The Common Buzzard breeds in woodlands, usually on the fringes, but favours hunting over open land. It eats mainly small mammals, and will come to carrion. A great opportunist, it adapts well to a varied diet of pheasant, rabbit, other small mammals to medium mammals, snakes and lizards, and can often be seen walking over recently ploughed fields looking for worms and insects.
Buzzards do not normally form flocks, but several may be seen together on migration or in good habitat. The Victorian writer on Dartmoor, William Crossing, noted he had on occasions seen flocks of 15 or more at some places. Though a rare occurrence, as many as 20 buzzards can be spotted in one field area, approximately 30 metres apart, so cannot be classed as a flock in the general sense, consisting of birds without a mate or territory.
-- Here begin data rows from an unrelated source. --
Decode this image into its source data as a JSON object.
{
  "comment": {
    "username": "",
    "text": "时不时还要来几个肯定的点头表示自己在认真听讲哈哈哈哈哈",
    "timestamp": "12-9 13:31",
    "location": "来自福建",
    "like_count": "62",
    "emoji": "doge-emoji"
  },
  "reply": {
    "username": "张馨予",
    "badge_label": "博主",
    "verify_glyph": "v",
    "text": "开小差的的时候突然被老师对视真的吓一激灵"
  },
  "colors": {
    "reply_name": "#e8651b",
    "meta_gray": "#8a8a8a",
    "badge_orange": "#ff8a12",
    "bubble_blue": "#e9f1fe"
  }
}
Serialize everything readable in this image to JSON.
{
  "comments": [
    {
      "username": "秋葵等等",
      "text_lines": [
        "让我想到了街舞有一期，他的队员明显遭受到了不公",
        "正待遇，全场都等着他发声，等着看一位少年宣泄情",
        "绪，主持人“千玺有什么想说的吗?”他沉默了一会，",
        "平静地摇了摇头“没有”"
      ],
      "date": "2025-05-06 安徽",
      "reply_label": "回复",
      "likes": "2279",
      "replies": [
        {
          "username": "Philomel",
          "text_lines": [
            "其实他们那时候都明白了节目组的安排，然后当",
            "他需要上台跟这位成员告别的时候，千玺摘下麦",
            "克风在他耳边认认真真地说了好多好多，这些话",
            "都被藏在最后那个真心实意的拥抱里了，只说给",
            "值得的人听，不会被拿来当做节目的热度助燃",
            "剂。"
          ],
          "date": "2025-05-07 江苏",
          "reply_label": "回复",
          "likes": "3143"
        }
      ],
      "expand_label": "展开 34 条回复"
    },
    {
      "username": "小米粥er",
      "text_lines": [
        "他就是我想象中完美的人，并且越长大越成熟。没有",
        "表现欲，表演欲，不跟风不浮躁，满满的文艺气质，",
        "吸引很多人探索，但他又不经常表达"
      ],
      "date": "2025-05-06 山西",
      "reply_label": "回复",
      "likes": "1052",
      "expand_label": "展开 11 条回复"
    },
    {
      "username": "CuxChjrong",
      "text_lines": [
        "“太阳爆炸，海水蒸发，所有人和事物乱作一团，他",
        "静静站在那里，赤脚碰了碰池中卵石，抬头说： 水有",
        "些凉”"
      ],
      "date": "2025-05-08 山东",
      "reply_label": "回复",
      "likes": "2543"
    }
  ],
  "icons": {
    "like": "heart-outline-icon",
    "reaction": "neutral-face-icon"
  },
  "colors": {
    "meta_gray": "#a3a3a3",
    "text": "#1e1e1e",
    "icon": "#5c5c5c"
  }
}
They are fiercely territorial, and, though rare, fights do break out if one strays onto another pair's territory, but dominant displays of aggression will normally see off the interloper. Pairs mate for life. To attract a mate (or impress his existing mate) the male performs a ritual aerial display before the beginning of spring. This spectacular display is known as 'the roller coaster'. He will rise high up in the sky, to turn and plummet downward, in a spiral, twisting and turning as he comes down. He then rises immediately upward to repeat the exercise.